_Work item_. Look over the entries that follow. Report how many lines contain "フィールド", with nothing else.
++++ Material supplied
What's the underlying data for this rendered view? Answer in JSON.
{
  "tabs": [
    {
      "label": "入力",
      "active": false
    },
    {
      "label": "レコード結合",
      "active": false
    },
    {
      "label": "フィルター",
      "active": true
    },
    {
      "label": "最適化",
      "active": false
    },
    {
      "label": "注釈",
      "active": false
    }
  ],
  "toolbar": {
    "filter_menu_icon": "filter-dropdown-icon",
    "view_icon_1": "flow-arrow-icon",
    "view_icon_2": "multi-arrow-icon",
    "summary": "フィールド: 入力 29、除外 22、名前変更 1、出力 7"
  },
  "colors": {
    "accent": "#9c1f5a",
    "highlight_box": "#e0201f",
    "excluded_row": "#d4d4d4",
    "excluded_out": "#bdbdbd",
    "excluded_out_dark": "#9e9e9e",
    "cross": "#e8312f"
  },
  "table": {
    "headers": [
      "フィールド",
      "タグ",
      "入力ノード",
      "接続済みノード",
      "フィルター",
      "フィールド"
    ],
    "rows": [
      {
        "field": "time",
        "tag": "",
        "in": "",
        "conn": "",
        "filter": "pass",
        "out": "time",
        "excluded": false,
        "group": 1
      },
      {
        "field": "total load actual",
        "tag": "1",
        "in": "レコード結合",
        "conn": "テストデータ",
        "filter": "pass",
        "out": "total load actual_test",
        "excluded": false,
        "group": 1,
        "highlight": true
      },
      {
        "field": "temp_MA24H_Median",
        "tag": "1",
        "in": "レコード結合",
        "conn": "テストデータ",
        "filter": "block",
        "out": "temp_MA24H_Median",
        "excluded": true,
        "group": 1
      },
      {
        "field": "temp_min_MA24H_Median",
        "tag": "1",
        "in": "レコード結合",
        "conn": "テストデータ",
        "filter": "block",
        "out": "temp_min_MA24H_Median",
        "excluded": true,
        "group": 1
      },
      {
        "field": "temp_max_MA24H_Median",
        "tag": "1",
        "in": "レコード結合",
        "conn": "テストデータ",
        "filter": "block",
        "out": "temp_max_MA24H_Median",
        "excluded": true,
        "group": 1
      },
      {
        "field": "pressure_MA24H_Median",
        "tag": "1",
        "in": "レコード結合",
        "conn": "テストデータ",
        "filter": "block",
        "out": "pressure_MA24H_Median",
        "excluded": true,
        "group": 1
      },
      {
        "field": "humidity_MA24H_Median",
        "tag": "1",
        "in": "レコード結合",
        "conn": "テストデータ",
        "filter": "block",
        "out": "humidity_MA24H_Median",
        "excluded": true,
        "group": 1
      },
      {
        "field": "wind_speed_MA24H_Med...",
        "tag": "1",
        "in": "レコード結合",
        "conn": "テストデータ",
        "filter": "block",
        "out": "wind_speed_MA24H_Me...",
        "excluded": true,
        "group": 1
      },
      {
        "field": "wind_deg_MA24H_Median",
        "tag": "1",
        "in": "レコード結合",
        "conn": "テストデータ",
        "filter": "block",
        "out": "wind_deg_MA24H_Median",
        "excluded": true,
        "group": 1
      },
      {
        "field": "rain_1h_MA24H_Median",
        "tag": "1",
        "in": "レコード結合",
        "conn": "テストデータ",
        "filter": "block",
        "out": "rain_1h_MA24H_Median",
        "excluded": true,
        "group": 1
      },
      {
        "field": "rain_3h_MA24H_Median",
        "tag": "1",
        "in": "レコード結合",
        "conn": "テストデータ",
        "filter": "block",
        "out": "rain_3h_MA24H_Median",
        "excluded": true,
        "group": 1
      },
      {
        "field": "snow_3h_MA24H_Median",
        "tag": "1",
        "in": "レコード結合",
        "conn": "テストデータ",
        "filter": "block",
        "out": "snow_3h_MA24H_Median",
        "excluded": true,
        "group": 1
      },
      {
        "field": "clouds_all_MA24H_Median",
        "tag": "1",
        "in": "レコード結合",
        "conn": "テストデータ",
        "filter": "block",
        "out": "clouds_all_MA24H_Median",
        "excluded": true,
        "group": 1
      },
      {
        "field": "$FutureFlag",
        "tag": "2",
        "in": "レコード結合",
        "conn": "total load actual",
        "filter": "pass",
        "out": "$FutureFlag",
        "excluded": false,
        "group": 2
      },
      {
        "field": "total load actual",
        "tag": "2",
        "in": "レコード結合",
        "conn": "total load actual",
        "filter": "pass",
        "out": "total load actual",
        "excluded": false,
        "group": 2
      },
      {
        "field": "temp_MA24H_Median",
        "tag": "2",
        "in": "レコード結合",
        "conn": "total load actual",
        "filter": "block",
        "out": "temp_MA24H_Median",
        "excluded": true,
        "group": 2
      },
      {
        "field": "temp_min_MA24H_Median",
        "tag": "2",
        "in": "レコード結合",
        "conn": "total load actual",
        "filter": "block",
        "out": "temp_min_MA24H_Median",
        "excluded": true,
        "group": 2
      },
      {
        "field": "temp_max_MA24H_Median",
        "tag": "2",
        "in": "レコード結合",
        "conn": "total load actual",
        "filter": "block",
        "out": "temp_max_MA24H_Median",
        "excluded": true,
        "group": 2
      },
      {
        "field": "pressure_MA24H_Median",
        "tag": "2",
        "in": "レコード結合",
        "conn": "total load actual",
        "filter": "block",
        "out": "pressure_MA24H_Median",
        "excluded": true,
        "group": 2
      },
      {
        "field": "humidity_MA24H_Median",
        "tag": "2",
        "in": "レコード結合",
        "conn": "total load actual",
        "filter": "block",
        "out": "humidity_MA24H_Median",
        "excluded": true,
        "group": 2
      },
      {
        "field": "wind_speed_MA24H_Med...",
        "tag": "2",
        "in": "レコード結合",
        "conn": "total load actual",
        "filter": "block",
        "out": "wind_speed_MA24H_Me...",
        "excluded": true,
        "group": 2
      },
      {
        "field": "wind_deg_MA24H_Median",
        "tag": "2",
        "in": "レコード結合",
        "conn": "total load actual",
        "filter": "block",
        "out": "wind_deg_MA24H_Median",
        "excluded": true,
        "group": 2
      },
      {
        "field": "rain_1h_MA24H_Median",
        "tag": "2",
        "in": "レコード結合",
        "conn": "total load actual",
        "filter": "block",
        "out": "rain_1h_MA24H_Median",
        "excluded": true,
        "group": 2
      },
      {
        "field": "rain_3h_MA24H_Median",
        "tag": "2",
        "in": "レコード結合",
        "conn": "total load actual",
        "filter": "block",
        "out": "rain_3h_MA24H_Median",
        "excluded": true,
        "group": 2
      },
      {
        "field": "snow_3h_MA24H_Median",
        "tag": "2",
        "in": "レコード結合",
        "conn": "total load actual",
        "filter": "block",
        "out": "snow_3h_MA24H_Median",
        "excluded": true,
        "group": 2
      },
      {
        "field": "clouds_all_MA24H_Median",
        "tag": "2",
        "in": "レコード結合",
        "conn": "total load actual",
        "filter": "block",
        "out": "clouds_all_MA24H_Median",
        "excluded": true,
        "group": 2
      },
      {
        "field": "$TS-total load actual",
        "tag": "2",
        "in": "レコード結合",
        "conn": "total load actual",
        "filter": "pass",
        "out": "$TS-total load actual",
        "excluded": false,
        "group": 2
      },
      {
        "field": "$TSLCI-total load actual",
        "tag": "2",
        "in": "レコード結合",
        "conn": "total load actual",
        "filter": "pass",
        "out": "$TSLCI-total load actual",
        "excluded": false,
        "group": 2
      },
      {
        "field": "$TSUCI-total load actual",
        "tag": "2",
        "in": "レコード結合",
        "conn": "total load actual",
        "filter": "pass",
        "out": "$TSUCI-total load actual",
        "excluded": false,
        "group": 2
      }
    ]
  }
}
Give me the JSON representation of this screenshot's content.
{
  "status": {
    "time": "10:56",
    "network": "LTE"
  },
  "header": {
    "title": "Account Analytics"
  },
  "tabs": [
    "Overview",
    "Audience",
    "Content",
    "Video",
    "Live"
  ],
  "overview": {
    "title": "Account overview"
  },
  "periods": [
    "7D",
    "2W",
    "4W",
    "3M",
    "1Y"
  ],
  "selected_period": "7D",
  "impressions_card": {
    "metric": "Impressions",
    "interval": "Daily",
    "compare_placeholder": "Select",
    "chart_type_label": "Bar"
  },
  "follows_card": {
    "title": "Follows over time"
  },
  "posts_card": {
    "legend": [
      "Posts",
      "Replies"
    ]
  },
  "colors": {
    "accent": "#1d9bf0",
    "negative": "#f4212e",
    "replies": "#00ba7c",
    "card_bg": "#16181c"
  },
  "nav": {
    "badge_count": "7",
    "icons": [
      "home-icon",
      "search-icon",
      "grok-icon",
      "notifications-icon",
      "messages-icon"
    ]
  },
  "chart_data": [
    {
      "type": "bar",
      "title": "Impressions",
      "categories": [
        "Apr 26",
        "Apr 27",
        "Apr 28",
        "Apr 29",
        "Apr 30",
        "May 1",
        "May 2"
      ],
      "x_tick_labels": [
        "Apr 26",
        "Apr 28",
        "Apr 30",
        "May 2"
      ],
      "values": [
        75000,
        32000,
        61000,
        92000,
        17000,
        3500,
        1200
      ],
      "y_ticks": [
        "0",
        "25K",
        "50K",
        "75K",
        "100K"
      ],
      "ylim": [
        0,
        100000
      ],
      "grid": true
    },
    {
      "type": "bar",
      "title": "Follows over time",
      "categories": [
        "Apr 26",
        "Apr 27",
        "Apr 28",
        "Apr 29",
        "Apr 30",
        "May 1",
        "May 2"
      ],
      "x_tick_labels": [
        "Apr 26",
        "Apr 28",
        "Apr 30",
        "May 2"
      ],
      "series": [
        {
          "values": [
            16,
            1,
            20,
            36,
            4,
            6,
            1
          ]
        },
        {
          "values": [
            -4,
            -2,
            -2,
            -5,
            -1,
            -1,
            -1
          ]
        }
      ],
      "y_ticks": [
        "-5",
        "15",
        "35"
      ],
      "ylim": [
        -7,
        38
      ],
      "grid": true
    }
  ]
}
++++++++
_Your response_. 3